Using the female adapter in another locations, you can make sure it doesn’t come out of the shaft in other ways. Our elevator winch was made with two AndyMark wheel hubs. We simply bolted straight through one of them to secure the shaft, letting the bearing on the other side keep the shaft from pulling out. Easy, no problems there either!

According to Vex, the primary failure mode was the ring gear on high torque. This is not surprising, as all the torque gained by reduction is provided by the ring gear. I expect that it would come apart under tension where there is little corner material to reinforce it, in the gap between a couple of teeth. Most likely this would be on the leading side of one of the screw mounts, where the corner part of the ring gear gets small or nonexistent because the ring gear is more securely held, and the other thin spots would be able to relieve the tension through flexing. That is, one of the thin spots highlighted in the image, with the red areas most likely for clockwise rotation and green for counter-clockwise. I still wouldn’t rule out the blue ones for either direction, because the material is even thinner there, and at a more sharply defined location, enabling stress to focus at that point.


If I remember right they just have a molded hex void where a #8-32 locknut fits, so not really an easy way to do this.

We used them on our intake this year as well with 775Pros, I don’t remember the ratio we ended up with but it was either 7:1 or 9:1. I was pretty happy with the performance, I don’t think we had any issues with the gearboxes themselves.

As other have mentioned, the mounting was a continual issue. In addition to the standoffs dropping and getting lost, we stripped out the molded hex in the plastic on at least two input blocks. When we disassemble the practice robot, we will probably open them up to see what the internals look like after a season of runtime.

We’ll definitely use VP Lites in the future for cost and weight considerations, and if the mounting gets improved I’d be inclined to use them in more locations.

we used 2 rs550s with a 10:1 on our intake we had no problems with them other than they don’t come in a .5" hex output as for the durability on the ring gears its glass fiber reinforced nylon so its unlikely to melt but they have rather low impact resistance so be careful not to hit it to hard but from our experience they are still pretty strong.

p.s. the mounting holes and motor mounting holes are all aluminum inserts so don’t worry about strength just be warned when assembling they like to fall out and get lost be and careful to check them once in a while to make sure their still tight and don’t over torque them

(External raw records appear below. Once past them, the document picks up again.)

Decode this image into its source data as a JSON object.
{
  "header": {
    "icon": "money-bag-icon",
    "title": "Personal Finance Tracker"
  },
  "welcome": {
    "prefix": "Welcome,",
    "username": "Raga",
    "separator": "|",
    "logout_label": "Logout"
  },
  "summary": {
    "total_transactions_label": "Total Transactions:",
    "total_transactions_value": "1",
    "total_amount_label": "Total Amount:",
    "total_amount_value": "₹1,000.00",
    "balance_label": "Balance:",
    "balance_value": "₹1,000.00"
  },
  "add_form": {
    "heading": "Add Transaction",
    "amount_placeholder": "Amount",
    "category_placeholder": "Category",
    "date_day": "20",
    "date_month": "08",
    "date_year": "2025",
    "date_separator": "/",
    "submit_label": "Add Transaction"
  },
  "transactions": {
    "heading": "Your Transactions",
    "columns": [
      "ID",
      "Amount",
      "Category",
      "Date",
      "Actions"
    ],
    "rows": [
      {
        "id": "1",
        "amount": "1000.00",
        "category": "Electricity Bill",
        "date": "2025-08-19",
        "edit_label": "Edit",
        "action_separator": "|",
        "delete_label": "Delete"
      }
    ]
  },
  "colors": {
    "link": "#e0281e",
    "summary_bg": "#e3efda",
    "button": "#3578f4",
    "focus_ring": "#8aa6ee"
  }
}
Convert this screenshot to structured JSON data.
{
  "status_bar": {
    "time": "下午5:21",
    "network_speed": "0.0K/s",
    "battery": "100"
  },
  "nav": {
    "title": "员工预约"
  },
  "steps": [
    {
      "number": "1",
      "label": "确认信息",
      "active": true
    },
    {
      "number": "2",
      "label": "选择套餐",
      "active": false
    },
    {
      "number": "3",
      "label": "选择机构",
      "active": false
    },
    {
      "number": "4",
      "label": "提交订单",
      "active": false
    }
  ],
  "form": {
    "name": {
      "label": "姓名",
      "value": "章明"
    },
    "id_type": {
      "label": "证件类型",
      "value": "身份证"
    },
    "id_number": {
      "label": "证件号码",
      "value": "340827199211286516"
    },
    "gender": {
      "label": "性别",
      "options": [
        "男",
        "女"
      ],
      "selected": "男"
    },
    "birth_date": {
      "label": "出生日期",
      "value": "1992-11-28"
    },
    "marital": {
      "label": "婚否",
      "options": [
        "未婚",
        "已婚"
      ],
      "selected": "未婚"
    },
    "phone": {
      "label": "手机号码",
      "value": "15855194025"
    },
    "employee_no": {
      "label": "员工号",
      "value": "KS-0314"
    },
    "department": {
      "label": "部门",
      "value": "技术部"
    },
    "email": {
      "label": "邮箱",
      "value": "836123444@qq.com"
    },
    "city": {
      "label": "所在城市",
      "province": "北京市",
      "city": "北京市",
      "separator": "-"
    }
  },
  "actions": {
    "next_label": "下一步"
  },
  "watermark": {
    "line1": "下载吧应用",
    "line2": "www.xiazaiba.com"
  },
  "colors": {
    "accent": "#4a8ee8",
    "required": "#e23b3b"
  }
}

We managed to break one during a FIMsteins practice match, it wasnt an official match so there is no video to look back at. We essentially went to go intake a cube from the pyramid, and as we backed out, our gearbox was just hanging by the wires. It appeared to have broke right at the base. That was the only issue during the season, and due to the type of failure, it may have taken a physical impact.

We ordered some more 1/2" Hex shafts that we swapped in to allow us to use a more rigid pulley setup. We originally ran plastic 3/8 Hex GT2 pulleys on the gearboxes but eventually went to an aluminum pulley.